Back in 2018, President Donald Trump pulled the US out of the UN Human Rights Council, citing its disproportionate focus on Israel—the country the UN loves to hate, as well as the disturbing number of bloodthirsty dictatorships among its members (including Pakistan, Cuba, Saudi Arabia, China, Indonesia, Venezuela, and Russia) and the fact that the agency would not adopt any of the reforms demanded by the US.
The US has already boycotted the UNHRC under the GW. Bush administration, because of those repressive member states that had the audacity to lecture the US and Israel on human rights.
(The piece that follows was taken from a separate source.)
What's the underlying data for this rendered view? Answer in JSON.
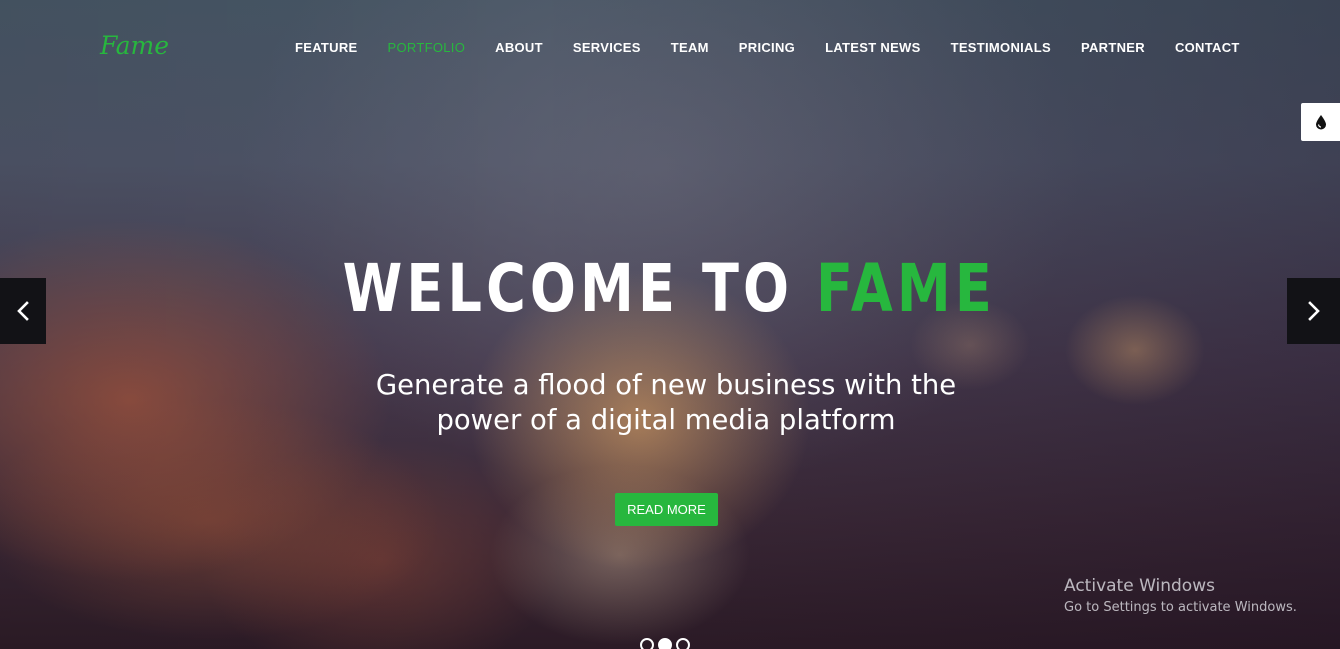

But then, when President Obama came to power, he reversed the Bush White House position and “reengaged” in the UNHRC.
On Monday, according to an Associated Press report, Secretary of State Antony Blinken and a senior US diplomat in Geneva are planning to announce a return to the UNHRC, as an observer, for now, eventually asking to be elected as a full member.
The United Nations Human Rights Council (UNHRC) was established by the UN General Assembly in 2006 to replace the UN Commission on Human Rights (UNCHR) that had been criticized for—you guessed it—letting countries with appalling records on human rights to become members. But the pattern of countries with burgeoning gulags condemning the only state in the Middle East without concentration camps and mass executions continues.
Last year, the UNHRC released a blacklist of more than 100 companies that it accuses of raising “particular human rights concerns” due to their location in Jewish communities in Judea and Samaria.
In 2019, Israel rejected the findings of a one-sided investigation by the so-called “Independent Commission of Inquiry on the Protests in the Occupied Palestinian Territory,” set up by the UNHRC. Prime Minister Benjamin Netanyahu responded to the findings by saying “the council is setting new records for hypocrisy and mendacity, out of an obsessive hatred of Israel, the only democracy in the Middle East. It is Hamas which fires missiles at Israeli citizens, throws explosive devices and carries out terrorist activity during the violent demonstrations along the fence.”
Also in 2019, in one day, the UNHRC adopted five anti-Israel resolutions. It condemned Israel for “abuses” on the Golan Heights (next door to Syria, which literally gasses its citizens from the air); alleged Israeli violations in the “Palestinian” territories – a regular feature on the agency’s menu; and Israel’s building settlements in Judea and Samaria. There was a fourth resolution, calling for the right of “Palestinian” self-determination; and a resolution condemning Israel for defending itself against violent protests on its southern border with Gaza.
According to the human rights NGO UN Watch, “every year, the General Assembly adopts some 20 resolutions against Israel and only 5 or 6 against the rest of the world combined, with one each on Iran, Syria and North Korea. The General Assembly adopts zero resolutions on systematic abusers like Cuba, China, and Saudi Arabia.”
And now the US, too, can join in. The AP cited a senior US official who said the Biden administration still wants the UNHRC to reform itself but believes that the best way to promote reform is to “engage with it in a principled fashion.” Yes, they really said it. The same official told the AP that the UNHRC can be “an important forum for those fighting tyranny and injustice around the world” and the US intends to “ensure it can live up to that potential.”
The UNHRC consists of 47 members, elected yearly by the General Assembly for staggered three-year terms. Members are selected using the United Nations’ regional grouping system, which goes:
- 13 for the African Group
- 13 for the Asia-Pacific Group
- 6 for the Eastern European Group
- 8 for the Latin American and Caribbean Group
- 7 for the Western European and Others Group
And, just so you’ll know, the latest member countries, serving three-year staggered terms in 2019 to 2023 include Bangladesh, Somalia, Eritrea, Libya, Indonesia, Venezuela, Pakistan, China, and Russia. Fun.